As city horticulturist, Charlotte is helping to wage war on trash with an organized trash pickup the first week of June. Calling trash a “major problem,” she says, “I can plant all the plants in the world, but if they are not maintained, they look worse than not having them there. So getting awareness and help, I depend on a lot of volunteers.”
Like the Boy Scouts, who will be doing a good deed soon by helping Charlotte with a lilac tree project along the cast-iron fence in front of the Vaile on Liberty Street. There she laid out “a kind of serpentine that winds in and out along a fence where there is an old lilac tree. So I am going to do a lilac collection along the fence and the Boy Scouts will be helping us plant those trees.”
Why is a clean Independence so important to Charlotte?
“I always felt a city reflects its residents, and when it is trashy and unattractive, it reflects on the people who live here,” she says. “I try to do my part in changing that perspective so that we are an attractive place to visit, live and attract industry, visitors and tourists.”
One thing Charlotte is trying to get going is an 'Adopt A Spot' program in which the community comes together to adopt an untidy “spot” and then takes the responsibility for cleaning it up on a regular basis.
“I am hoping that with 'Adopt A Spot,' we can get community involvement. Even small groups and families to realize they can start somewhere. Just a little median in the street would be a big help. But we can start small and maybe consolidate into something bigger.”
Speaking of “bigger,” that will happen this spring when Charlotte and her crews turn the grassy area behind the Jim Bridger statue on the west side of the National Frontier Trails Museum into a “plant teaching tool.” The outdoor classroom will extend west around the building.
“The area has been tilled and we have the sketch laid out,” Charlotte says. “I am going to do a landscape in there with all the native grasses, plants and flowers that were seen when the wagons went west across the prairie.
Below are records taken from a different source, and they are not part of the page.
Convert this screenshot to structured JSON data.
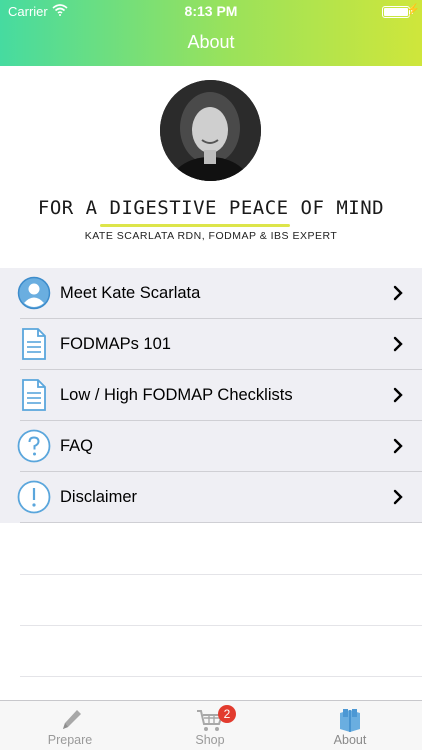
{
  "status_bar": {
    "carrier": "Carrier",
    "time": "8:13 PM"
  },
  "nav": {
    "title": "About"
  },
  "hero": {
    "tagline": "FOR A DIGESTIVE PEACE OF MIND",
    "subtagline": "KATE SCARLATA RDN, FODMAP & IBS EXPERT"
  },
  "menu": {
    "items": [
      {
        "label": "Meet Kate Scarlata",
        "icon": "person-icon"
      },
      {
        "label": "FODMAPs 101",
        "icon": "document-icon"
      },
      {
        "label": "Low / High FODMAP Checklists",
        "icon": "document-icon"
      },
      {
        "label": "FAQ",
        "icon": "question-icon"
      },
      {
        "label": "Disclaimer",
        "icon": "exclamation-icon"
      }
    ]
  },
  "tabs": [
    {
      "label": "Prepare",
      "icon": "pencil-icon"
    },
    {
      "label": "Shop",
      "icon": "cart-icon",
      "badge": "2"
    },
    {
      "label": "About",
      "icon": "books-icon",
      "active": true
    }
  ],
  "colors": {
    "header_gradient_start": "#46dba0",
    "header_gradient_end": "#cfe63b",
    "icon_blue": "#5aa6dc",
    "menu_bg": "#efeff4",
    "badge_red": "#e23b2e"
  }
}
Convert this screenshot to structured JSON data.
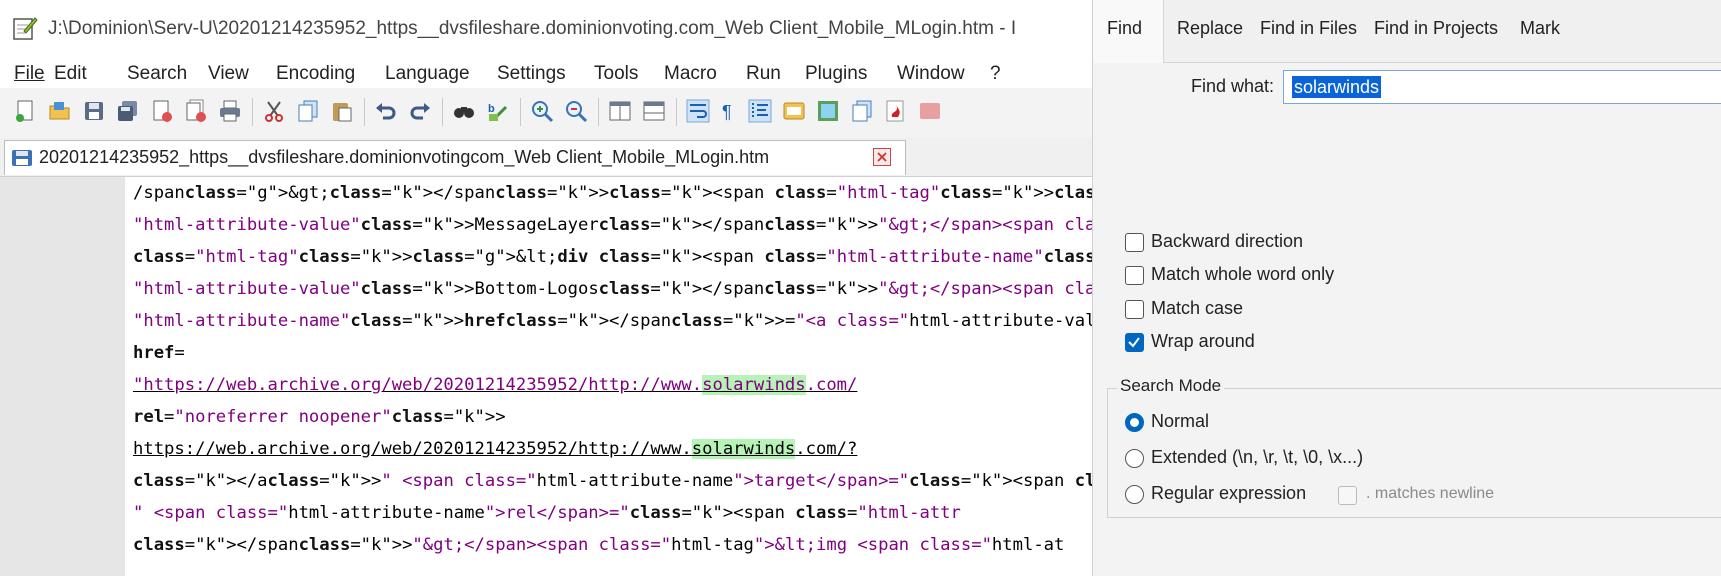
{
  "window": {
    "title": "J:\\Dominion\\Serv-U\\20201214235952_https__dvsfileshare.dominionvoting.com_Web Client_Mobile_MLogin.htm - I"
  },
  "menu": [
    {
      "label": "File"
    },
    {
      "label": "Edit"
    },
    {
      "label": "Search"
    },
    {
      "label": "View"
    },
    {
      "label": "Encoding"
    },
    {
      "label": "Language"
    },
    {
      "label": "Settings"
    },
    {
      "label": "Tools"
    },
    {
      "label": "Macro"
    },
    {
      "label": "Run"
    },
    {
      "label": "Plugins"
    },
    {
      "label": "Window"
    },
    {
      "label": "?"
    }
  ],
  "toolbar_icons": [
    "new-file-icon",
    "open-file-icon",
    "save-icon",
    "save-all-icon",
    "close-icon",
    "close-all-icon",
    "print-icon",
    "cut-icon",
    "copy-icon",
    "paste-icon",
    "undo-icon",
    "redo-icon",
    "find-icon",
    "replace-icon",
    "zoom-in-icon",
    "zoom-out-icon",
    "sync-vertical-icon",
    "sync-horizontal-icon",
    "word-wrap-icon",
    "show-all-chars-icon",
    "indent-guide-icon",
    "udl-icon",
    "document-map-icon",
    "function-list-icon",
    "folder-as-workspace-icon",
    "monitoring-icon"
  ],
  "document_tab": {
    "label": "20201214235952_https__dvsfileshare.dominionvotingcom_Web Client_Mobile_MLogin.htm"
  },
  "code_lines": [
    "/span&gt;</span><span class=\"html-tag\">&lt;div <span class=\"html-attrik",
    "\"html-attribute-value\">MessageLayer</span>\"&gt;</span><span class=\"html",
    "class=\"html-tag\">&lt;div <span class=\"html-attribute-name\">class</span",
    "\"html-attribute-value\">Bottom-Logos</span>\"&gt;</span><span class=\"html",
    "\"html-attribute-name\">href</span>=\"<a class=\"html-attribute-value html-",
    "href=",
    "\"https://web.archive.org/web/20201214235952/http://www.solarwinds.com/",
    "rel=\"noreferrer noopener\">",
    "https://web.archive.org/web/20201214235952/http://www.solarwinds.com/?",
    "</a>\" <span class=\"html-attribute-name\">target</span>=\"<span class=\"htm",
    "\" <span class=\"html-attribute-name\">rel</span>=\"<span class=\"html-attr",
    "</span>\"&gt;</span><span class=\"html-tag\">&lt;img <span class=\"html-at"
  ],
  "find_dialog": {
    "tabs": [
      {
        "label": "Find",
        "active": true
      },
      {
        "label": "Replace"
      },
      {
        "label": "Find in Files"
      },
      {
        "label": "Find in Projects"
      },
      {
        "label": "Mark"
      }
    ],
    "find_what_label": "Find what:",
    "find_what_value": "solarwinds",
    "options": [
      {
        "label": "Backward direction",
        "checked": false
      },
      {
        "label": "Match whole word only",
        "checked": false
      },
      {
        "label": "Match case",
        "checked": false
      },
      {
        "label": "Wrap around",
        "checked": true
      }
    ],
    "search_mode": {
      "title": "Search Mode",
      "modes": [
        {
          "label": "Normal",
          "selected": true
        },
        {
          "label": "Extended (\\n, \\r, \\t, \\0, \\x...)",
          "selected": false
        },
        {
          "label": "Regular expression",
          "selected": false
        }
      ],
      "matches_newline_label": ". matches newline"
    }
  },
  "colors": {
    "keyword_blue": "#0000ff",
    "string_purple": "#800080",
    "highlight_green": "#b7f2b7",
    "accent_blue": "#0067c0"
  }
}
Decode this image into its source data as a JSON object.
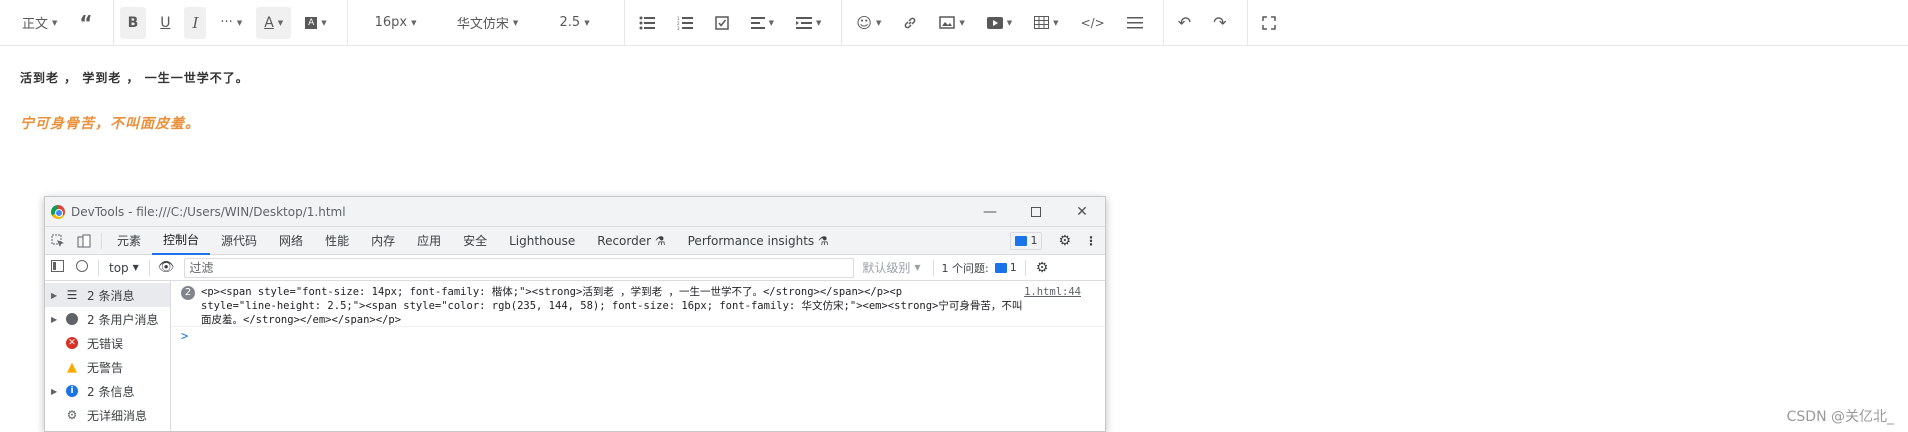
{
  "toolbar": {
    "heading": "正文",
    "font_size": "16px",
    "font_family": "华文仿宋",
    "line_height": "2.5",
    "more": "···"
  },
  "content": {
    "line1": "活到老 ， 学到老 ， 一生一世学不了。",
    "line2": "宁可身骨苦，不叫面皮羞。",
    "line2_color": "#eb903a"
  },
  "watermark": "CSDN @关亿北_",
  "devtools": {
    "title": "DevTools - file:///C:/Users/WIN/Desktop/1.html",
    "tabs": [
      "元素",
      "控制台",
      "源代码",
      "网络",
      "性能",
      "内存",
      "应用",
      "安全",
      "Lighthouse",
      "Recorder ⚗",
      "Performance insights ⚗"
    ],
    "issues_badge": "1",
    "context": "top",
    "filter_placeholder": "过滤",
    "level": "默认级别",
    "issues_label": "1 个问题:",
    "issues_count": "1",
    "sidebar": [
      {
        "label": "2 条消息",
        "icon": "list-icon"
      },
      {
        "label": "2 条用户消息",
        "icon": "user-icon"
      },
      {
        "label": "无错误",
        "icon": "error-icon"
      },
      {
        "label": "无警告",
        "icon": "warning-icon"
      },
      {
        "label": "2 条信息",
        "icon": "info-icon"
      },
      {
        "label": "无详细消息",
        "icon": "gear-icon"
      }
    ],
    "log": {
      "count": "2",
      "line1": "<p><span style=\"font-size: 14px; font-family: 楷体;\"><strong>活到老 ，学到老 ，一生一世学不了。</strong></span></p><p",
      "line2": "style=\"line-height: 2.5;\"><span style=\"color: rgb(235, 144, 58); font-size: 16px; font-family: 华文仿宋;\"><em><strong>宁可身骨苦，不叫",
      "line3": "面皮羞。</strong></em></span></p>",
      "source": "1.html:44"
    },
    "prompt": ">"
  }
}
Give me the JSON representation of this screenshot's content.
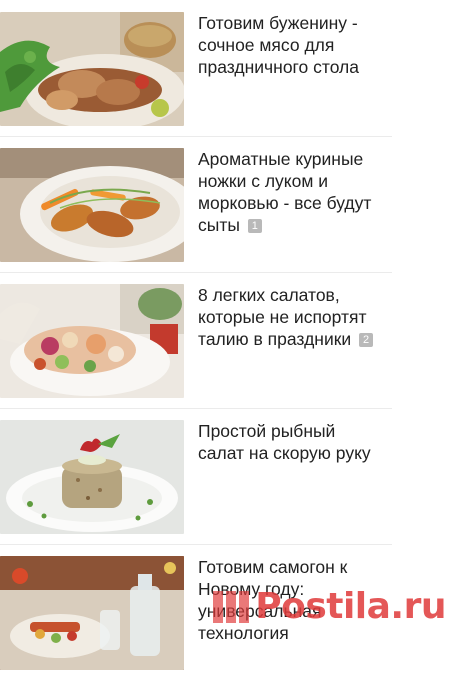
{
  "feed": {
    "items": [
      {
        "title": "Готовим буженину - сочное мясо для праздничного стола",
        "badge": "",
        "thumb_icon": "pork-roast-image"
      },
      {
        "title": "Ароматные куриные ножки с луком и морковью - все будут сыты",
        "badge": "1",
        "thumb_icon": "chicken-legs-image"
      },
      {
        "title": "8 легких салатов, которые не испортят талию в праздники",
        "badge": "2",
        "thumb_icon": "salad-image"
      },
      {
        "title": "Простой рыбный салат на скорую руку",
        "badge": "",
        "thumb_icon": "fish-salad-image"
      },
      {
        "title": "Готовим самогон к Новому году: универсальная технология",
        "badge": "",
        "thumb_icon": "moonshine-image"
      }
    ]
  },
  "watermark": {
    "text": "Postila.ru",
    "color": "#e03a3a"
  }
}
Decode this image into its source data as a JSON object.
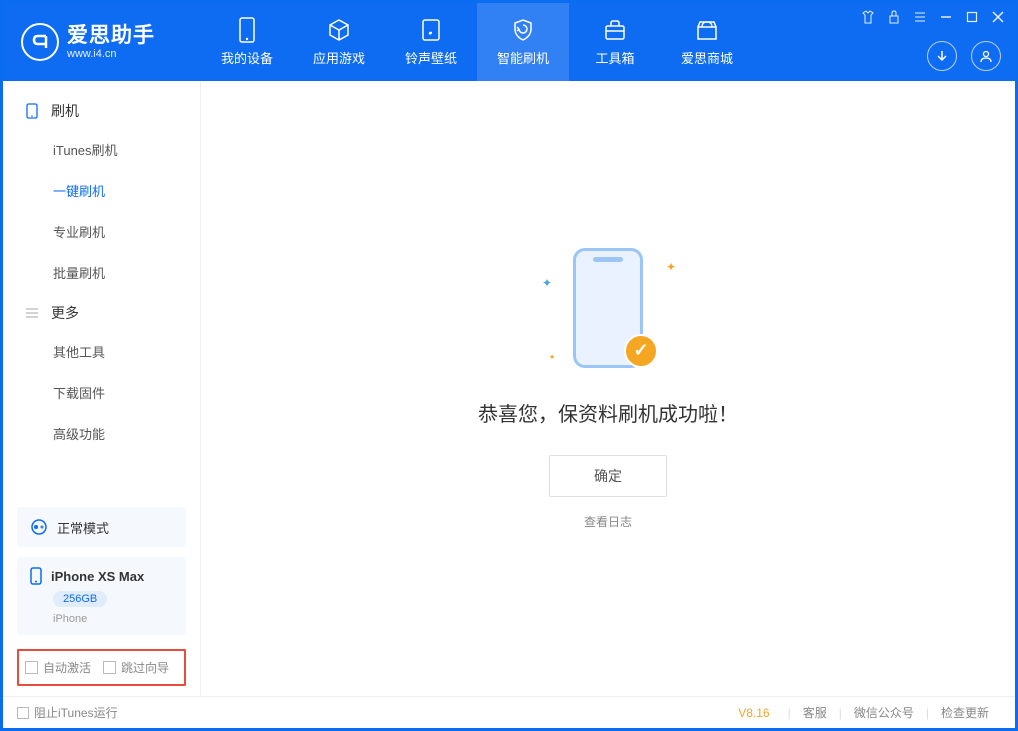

It's going to be landscaped. But it is going to be done with all native plants that will be labeled.
As for her legacy, “I don't have one,” Charlotte exclaims. “I just want a tree planted (at the Vaile) in my honor.”
-- Retired community news reporter Frank Haight Jr. writes this column for The Examiner. You can leave a message for him at 816-350-6363.